Whoever made the first observation that it's better to travel hopefully than to arrive, had to be a sadder but wiser soul who had taken a lot of lumps.
To get the best out of the travel part, and thereby soften the trauma of the arrival experience, it's good to plan carefully. What this does is give you hope that everything will work out. Hope is the ticket; you don't want to leave home without it.
One of my finest hours in the planning field is marked by the day I made reservations for our trip to Andorra, that miniature and astonishing country tucked in the Pyrenees between Spain and France.
Neither my husband nor I knew much about it (neither did anyone else of our acquaintance), but a poster we had seen years earlier in a travel agency had captured our imaginations. We drew a circle on our map of Europe. It meant here we come.
Before we left home, largely because of our ignorance about Andorra I figured I'd better make some arrangements. I managed to find literature provided by the Andorran tourist office in Los Angeles.
The pictures in the brochures were mind-boggling. Mountains reached for the heavens, dwarfing the storybook villages scattered along a valley the color of emeralds. We were sold all over again.
Included in the packet was a list of hotels, and this is where my efficiency zeroed in on its nadir. I chose what was described as a venerable inn in the village of Les Escaldes, and wrote for reservations.
In due time an answer arrived from the proprietor, along with a request for a first-night's deposit. By return mail I sent off an international money order and confirmed what I thought would be the date of our introduction to Andorra.
So far, so good.
Travel to Andorra involved taking a bus from Barcelona, Spain, a journey of about six hours. In itself, this presented no particular problem, but somewhere along the line both my husband and I had picked up a nasty virus.
Huddled in Misery
We spent most of the trip huddled together in mutual misery. Our throats were raw, our heads were aching; we were chilled to the bone. The one brief stop had been at a cafe so jammed with bodies that it had been impossible to buy so much as a bottle of something to wash down our aspirin tablets.
The scenery, which had grown more spectacular with every mile, slowly vanished behind a curtain of rain that fogged the bus windows and brought a premature darkness.
Hacking in counterpoint, we thumbed through our brochures and found intestinal fortitude in the photo of the picturesque inn where warmth and hospitality waited.
We knew that our bus ended its run in Andorra la Vella, the capital, but how we were going to get from there to Les Escaldes wasn't too clear.
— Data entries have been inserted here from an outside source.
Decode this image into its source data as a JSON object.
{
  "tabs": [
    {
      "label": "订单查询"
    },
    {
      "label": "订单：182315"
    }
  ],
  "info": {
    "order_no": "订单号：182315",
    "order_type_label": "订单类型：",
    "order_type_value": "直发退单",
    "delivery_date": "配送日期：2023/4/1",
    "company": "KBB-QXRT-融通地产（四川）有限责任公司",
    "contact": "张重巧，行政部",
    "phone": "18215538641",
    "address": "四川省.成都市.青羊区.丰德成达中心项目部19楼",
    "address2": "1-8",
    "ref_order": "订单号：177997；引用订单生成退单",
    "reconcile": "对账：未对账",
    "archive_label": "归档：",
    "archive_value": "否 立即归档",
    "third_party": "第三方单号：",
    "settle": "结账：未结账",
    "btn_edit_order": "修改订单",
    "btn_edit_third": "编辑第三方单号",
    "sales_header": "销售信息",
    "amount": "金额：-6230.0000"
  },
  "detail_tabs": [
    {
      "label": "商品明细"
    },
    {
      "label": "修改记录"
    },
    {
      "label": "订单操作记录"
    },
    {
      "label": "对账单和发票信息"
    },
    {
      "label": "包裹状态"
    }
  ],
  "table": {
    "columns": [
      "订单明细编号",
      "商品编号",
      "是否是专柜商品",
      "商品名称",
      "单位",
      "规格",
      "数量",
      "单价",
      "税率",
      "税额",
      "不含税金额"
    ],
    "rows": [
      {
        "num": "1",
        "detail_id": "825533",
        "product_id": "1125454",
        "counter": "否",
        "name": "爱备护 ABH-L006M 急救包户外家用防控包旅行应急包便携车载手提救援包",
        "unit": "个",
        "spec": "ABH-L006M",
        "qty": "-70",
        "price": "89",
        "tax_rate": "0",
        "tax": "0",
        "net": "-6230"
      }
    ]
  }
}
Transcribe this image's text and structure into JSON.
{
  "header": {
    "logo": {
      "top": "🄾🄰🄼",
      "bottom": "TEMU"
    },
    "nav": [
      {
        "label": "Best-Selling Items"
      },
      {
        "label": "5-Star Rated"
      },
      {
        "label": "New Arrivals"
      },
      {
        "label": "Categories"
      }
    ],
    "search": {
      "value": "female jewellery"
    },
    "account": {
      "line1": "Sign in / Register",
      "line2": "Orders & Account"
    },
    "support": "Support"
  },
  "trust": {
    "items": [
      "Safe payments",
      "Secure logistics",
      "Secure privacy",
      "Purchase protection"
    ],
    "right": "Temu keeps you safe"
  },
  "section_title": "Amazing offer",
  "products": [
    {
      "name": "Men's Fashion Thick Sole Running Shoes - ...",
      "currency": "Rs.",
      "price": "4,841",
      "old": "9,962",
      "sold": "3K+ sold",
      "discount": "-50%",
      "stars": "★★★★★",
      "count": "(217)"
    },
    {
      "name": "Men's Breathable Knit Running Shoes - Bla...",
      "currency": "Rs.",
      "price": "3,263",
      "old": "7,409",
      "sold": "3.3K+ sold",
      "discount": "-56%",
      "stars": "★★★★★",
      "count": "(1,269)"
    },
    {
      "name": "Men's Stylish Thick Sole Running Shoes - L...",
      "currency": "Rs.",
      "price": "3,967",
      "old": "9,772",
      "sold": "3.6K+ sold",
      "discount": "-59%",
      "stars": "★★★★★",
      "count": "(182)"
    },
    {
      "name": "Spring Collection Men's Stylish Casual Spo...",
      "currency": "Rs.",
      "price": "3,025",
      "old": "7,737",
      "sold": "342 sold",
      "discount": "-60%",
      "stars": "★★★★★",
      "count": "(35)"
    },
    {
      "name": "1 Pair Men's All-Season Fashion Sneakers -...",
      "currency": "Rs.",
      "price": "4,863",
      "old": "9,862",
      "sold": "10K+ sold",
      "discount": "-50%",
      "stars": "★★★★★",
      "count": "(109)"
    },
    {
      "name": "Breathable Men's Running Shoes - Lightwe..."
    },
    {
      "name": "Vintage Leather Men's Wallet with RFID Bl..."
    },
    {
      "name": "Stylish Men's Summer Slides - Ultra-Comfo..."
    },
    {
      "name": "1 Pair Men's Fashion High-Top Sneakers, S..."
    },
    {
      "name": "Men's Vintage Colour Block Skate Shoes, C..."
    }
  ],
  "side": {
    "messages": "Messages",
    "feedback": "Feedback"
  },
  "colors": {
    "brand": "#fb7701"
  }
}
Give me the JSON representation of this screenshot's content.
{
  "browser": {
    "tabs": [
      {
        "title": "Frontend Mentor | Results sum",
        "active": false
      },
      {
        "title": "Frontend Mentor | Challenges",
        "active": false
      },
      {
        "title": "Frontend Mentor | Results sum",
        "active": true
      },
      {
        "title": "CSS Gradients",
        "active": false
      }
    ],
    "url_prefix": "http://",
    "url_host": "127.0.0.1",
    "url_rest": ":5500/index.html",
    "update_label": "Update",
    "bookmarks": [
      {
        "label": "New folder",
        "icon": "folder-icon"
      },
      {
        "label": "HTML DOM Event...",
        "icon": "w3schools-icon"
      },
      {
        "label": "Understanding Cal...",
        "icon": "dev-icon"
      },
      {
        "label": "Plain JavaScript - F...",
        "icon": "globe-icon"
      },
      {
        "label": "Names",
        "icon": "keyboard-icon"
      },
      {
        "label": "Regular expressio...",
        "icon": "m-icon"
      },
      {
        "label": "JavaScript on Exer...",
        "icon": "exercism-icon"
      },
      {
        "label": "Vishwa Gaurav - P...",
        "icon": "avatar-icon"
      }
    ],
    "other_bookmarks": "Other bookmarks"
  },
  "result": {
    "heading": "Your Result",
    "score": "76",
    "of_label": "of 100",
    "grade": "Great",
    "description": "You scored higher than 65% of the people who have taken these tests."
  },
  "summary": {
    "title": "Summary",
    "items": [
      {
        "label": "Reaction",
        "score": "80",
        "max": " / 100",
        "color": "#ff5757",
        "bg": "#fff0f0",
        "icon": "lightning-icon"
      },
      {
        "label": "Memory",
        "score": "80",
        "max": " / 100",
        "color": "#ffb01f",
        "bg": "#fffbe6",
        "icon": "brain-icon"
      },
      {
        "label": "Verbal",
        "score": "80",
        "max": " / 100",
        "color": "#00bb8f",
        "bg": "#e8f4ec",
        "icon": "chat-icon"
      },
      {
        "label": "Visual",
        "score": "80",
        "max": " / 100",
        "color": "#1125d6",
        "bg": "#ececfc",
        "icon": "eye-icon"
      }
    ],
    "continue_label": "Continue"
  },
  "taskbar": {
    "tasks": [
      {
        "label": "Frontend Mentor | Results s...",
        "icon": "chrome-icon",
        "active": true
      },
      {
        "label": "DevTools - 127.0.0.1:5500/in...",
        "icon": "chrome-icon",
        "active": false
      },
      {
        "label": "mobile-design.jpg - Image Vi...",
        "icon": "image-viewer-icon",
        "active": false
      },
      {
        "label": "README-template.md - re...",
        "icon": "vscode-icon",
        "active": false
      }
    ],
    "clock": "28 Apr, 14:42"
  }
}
Still, the brochures spoke of public transport, and as the map indicated the distance wasn't more than a few miles, we weren't overly concerned. Our virus had dumped enough trouble on our heads as it was.
Stuck in the Rain
By the time our driver pulled into the terminal, darkness had arrived in earnest. The rain fell in icy sheets, driven by a wind howling from the peaks of the Pyrenees. One by one our fellow passengers vanished into the night, and soon we were standing alone at the curb, surrounded by 50 pounds of luggage.
It had become a tossup between the arrival of despair and something on wheels when the headlights of a bus bored through the murk. The sign on the front read Les Escaldes. We climbed in and told the driver the name of our hotel.
A short time later he stopped and pointed across the road. There it stood, our picturesque inn--peaked roof, gingerbread trim, flower-filled window boxes and all. We'd made it.
Drenched to the Socks
Dragging our suitcases, drenched to our collective socks and possibly more dead than alive, we burst through the door, dripping and beaming.
Modest in size, lacking any suggestion of Alpine cute, the dimly lighted anteroom was paneled in wood and equipped with furnishings that had seen better times. One wall was taken up by the desk, only there was no one behind it. I tapped the bell.
The summons produced the parting of a green curtain and the emergence of my correspondent, the proprietor. Tall and gaunt, he wore a three-piece black outfit that was greenish with age and hanging on him as loosely as a suit on a clothes rack.
His bristling eyebrows, which matched a shock of white hair, met over his eyes in inverted V-shapes, giving him a somewhat demonic look. Although he was well up in years, his posture was military. It was also militant. He glared at us balefully. He did not speak.
I could feel my smile fading. I looked at my husband, who had developed laryngitis and croaked out something unintelligible. Clearly it was up to me.
I announced our names. "We have reservations. You have my letter."
Our innkeeper strode behind the desk and pulled an envelope from a pigeon hole. He tore out the letter and thrust it at me.
No Room at the Inn